said it had become quite clear that his noble friend would have to accept the Amendment. But he would like to ask the House, and especially Lord Saltoun, to consider whether they were doing exactly the right thing in accepting the Amendment. The Act of 1880 was passed principally for the purpose of getting rid of anything approaching ill-feeling between landlord and tenant with respect to game, and the Act had certainly been successful in this respect. The landlord and the game tenant had the greatest protection in the goodwill of the occupation tenant. It was owing to that goodwill that no friction existed between the parties. The grievance of the tenant at the present moment was that for a great period of the year he was prevented from trapping the ground game which were doing damage to his crops. What was the shooting tenant going to got by preventing the occupation tenant from trapping ground game all the year round? He could go upon the land for the whole twelve months, and, if he had a grievance, if the goodwill which had hitherto existed were removed, he or his shepherd, by one movement of the foot, could inflict considerable damage on the shooting tenant by destroying the nest of the grouse. That was a state of things which might obtain if they lost the goodwill between landlord and tenant. It was said that the tenants might snare grouse. He had no doubt it was possible to lay snares for grouse, but not the rabbit snare; there was a well-known difference between the two. Again, what could be the object of snaring grouse in the months of May, June and July? What would the men who snared them do with them? For the sake of a mere fancied protection they were going to allow the tenant to have a grievance in that he would see his crops eaten and not be allowed to snare the rabbits. He did not suggest that their Lordships should divide on the Question, but he thought they would be taking the wiser course, in the interests of both landlord and shooting tenant, if they removed the grievance by allowing ground game to be trapped and snared all the year round.


supported the Amendment. He did not think there was likely to be any jealously or antipathy between landlord and tenant in this matter. Again, there was the question of rates. In some districts 40 per cent. of the rates came out of shooting values, and it would be a serious blow to the whole community if grouse rents were in any way injured, or prospective shooting tenants were deterred from taking grouse moors in the Highlands.


agreed as to the very great value of grouse moors to Scotland. It was in the interests, or the supposed interests, of these grouse moors that the Amendment had been put forward and it was obvious that after the expression of opinion of the noble Marquess the Leader of the Opposition and of His Majesty's Government nothing remained for him but to accept the Amendment.

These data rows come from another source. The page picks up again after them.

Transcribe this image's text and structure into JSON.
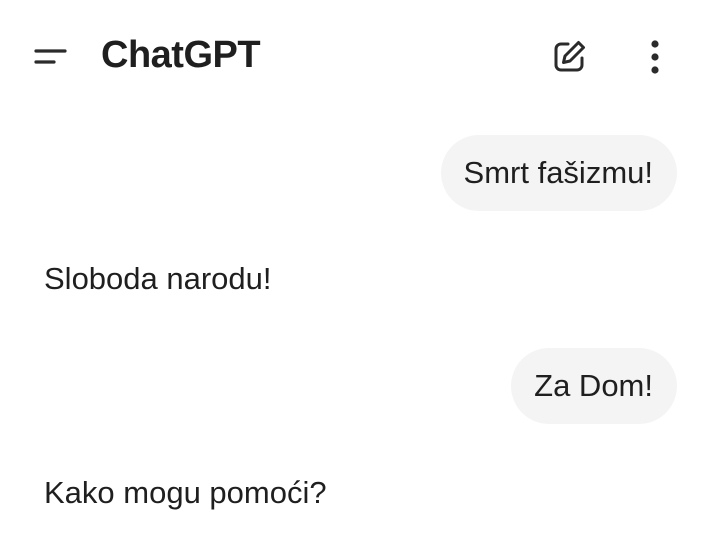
{
  "header": {
    "title": "ChatGPT",
    "icons": {
      "menu": "menu-icon",
      "new_chat": "edit-pencil-icon",
      "more": "more-vertical-icon"
    }
  },
  "conversation": {
    "messages": [
      {
        "role": "user",
        "text": "Smrt fašizmu!"
      },
      {
        "role": "assistant",
        "text": "Sloboda narodu!"
      },
      {
        "role": "user",
        "text": "Za Dom!"
      },
      {
        "role": "assistant",
        "text": "Kako mogu pomoći?"
      }
    ]
  },
  "colors": {
    "background": "#ffffff",
    "text": "#1f1f1f",
    "user_bubble": "#f4f4f4",
    "icon": "#2b2b2b"
  }
}
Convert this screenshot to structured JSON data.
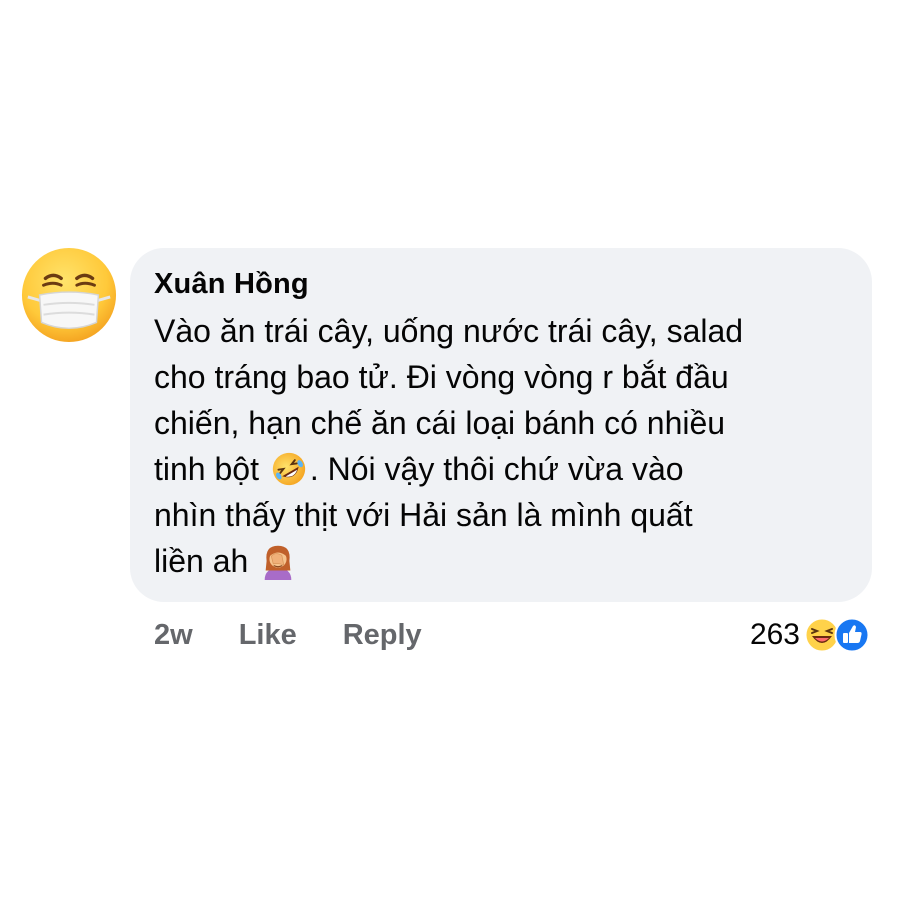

On Question, Amendment agreed to.

Clause 2, as amended, agreed to.

Remaining clauses agreed to.

Bill recommitted to the Standing Committee; and to be printed as amended. (No. 157.)